In an interview with The Jerusalem Post days after Mubarak was elected to his fifth term, Kamal said his main achievement was that "most ministries now try to integrate youth policy into their own policies."
His big success to date came earlier this year, when he introduced mortgages to Egypt so that young men could buy homes without having to pay all the money up front. But interest rates are still too high to help young couples, Kamal lamented.
Creating more jobs, more housing and more democratic government is beyond his power, however. Only Mubarak can do that. "The president has promised," Kamal said.
Meanwhile, Mubarak's son, 41-year-old Gamal, has established and chairs the Future Generation Foundation, a non-profit organization that provides youth with practical competitive skills - such as English, computers, and management - that are needed in modern businesses but are not taught properly in Egypt's overcrowded tuition-free universities.
Gamal, who increasingly appears to be his father's likely replacement, was appointed by his father to be the NDP's general secretary of the Policy Committee - the third most powerful position in the party - and has made a series of speeches on behalf of the party outlining his plans for greater democracy, freedom of expression and higher living standards. Emphasis is on the younger generation.

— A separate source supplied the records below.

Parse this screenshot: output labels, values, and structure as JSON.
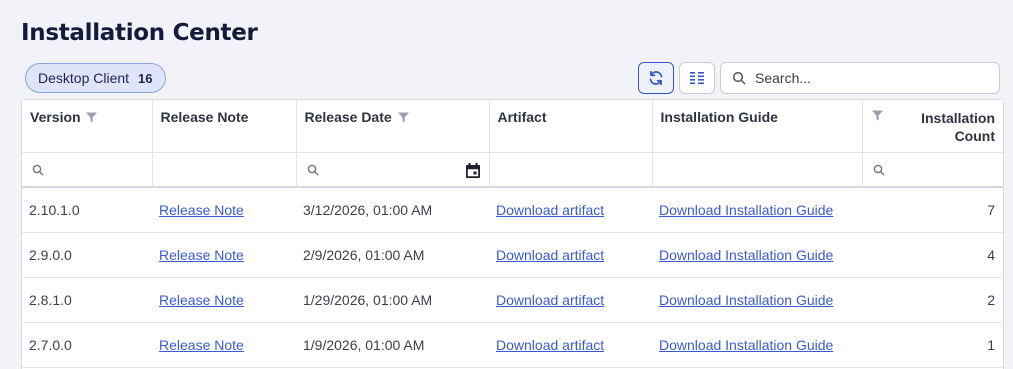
{
  "page": {
    "title": "Installation Center"
  },
  "tab": {
    "label": "Desktop Client",
    "count": "16"
  },
  "toolbar": {
    "search_placeholder": "Search..."
  },
  "columns": [
    "Version",
    "Release Note",
    "Release Date",
    "Artifact",
    "Installation Guide",
    "Installation Count"
  ],
  "rows": [
    {
      "version": "2.10.1.0",
      "release_note": "Release Note",
      "release_date": "3/12/2026, 01:00 AM",
      "artifact": "Download artifact",
      "guide": "Download Installation Guide",
      "count": "7"
    },
    {
      "version": "2.9.0.0",
      "release_note": "Release Note",
      "release_date": "2/9/2026, 01:00 AM",
      "artifact": "Download artifact",
      "guide": "Download Installation Guide",
      "count": "4"
    },
    {
      "version": "2.8.1.0",
      "release_note": "Release Note",
      "release_date": "1/29/2026, 01:00 AM",
      "artifact": "Download artifact",
      "guide": "Download Installation Guide",
      "count": "2"
    },
    {
      "version": "2.7.0.0",
      "release_note": "Release Note",
      "release_date": "1/9/2026, 01:00 AM",
      "artifact": "Download artifact",
      "guide": "Download Installation Guide",
      "count": "1"
    }
  ],
  "icons": {
    "refresh": "refresh-icon",
    "columns": "columns-icon",
    "search": "search-icon",
    "filter": "filter-icon",
    "calendar": "calendar-icon"
  },
  "colors": {
    "accent": "#3a56c9",
    "link": "#3a5bd0",
    "chip_bg": "#dfe5f8",
    "page_bg": "#f1f3f9"
  }
}
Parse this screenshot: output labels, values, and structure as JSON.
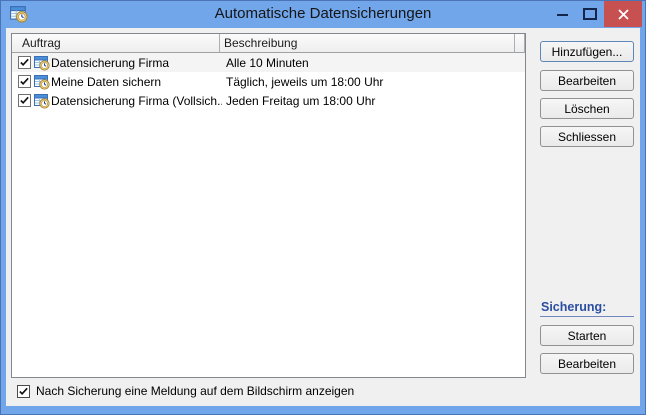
{
  "window": {
    "title": "Automatische Datensicherungen"
  },
  "colors": {
    "titlebar_blue": "#72a6ea",
    "close_button_red": "#c75050",
    "section_label_blue": "#2b4ea3",
    "client_gray": "#f0f0f0"
  },
  "icons": {
    "app": "scheduled-backup-icon",
    "row": "scheduled-task-icon",
    "minimize": "minimize-dash",
    "maximize": "maximize-square",
    "close": "close-x"
  },
  "list": {
    "columns": [
      {
        "label": "Auftrag"
      },
      {
        "label": "Beschreibung"
      }
    ],
    "rows": [
      {
        "checked": true,
        "name": "Datensicherung Firma",
        "description": "Alle 10 Minuten"
      },
      {
        "checked": true,
        "name": "Meine Daten sichern",
        "description": "Täglich, jeweils um 18:00 Uhr"
      },
      {
        "checked": true,
        "name": "Datensicherung Firma (Vollsich...",
        "description": "Jeden Freitag um 18:00 Uhr"
      }
    ]
  },
  "buttons": {
    "add": "Hinzufügen...",
    "edit": "Bearbeiten",
    "delete": "Löschen",
    "close": "Schliessen"
  },
  "backup_section": {
    "label": "Sicherung:",
    "start": "Starten",
    "edit": "Bearbeiten"
  },
  "footer": {
    "checked": true,
    "label": "Nach Sicherung eine Meldung auf dem Bildschirm anzeigen"
  }
}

These changes are significant, said Meital. "We are in a historical phase. We cannot ignore that we are now living in an atmosphere of change," he said. "But it's too early to know whether it will be a success," he added. "It can go either way."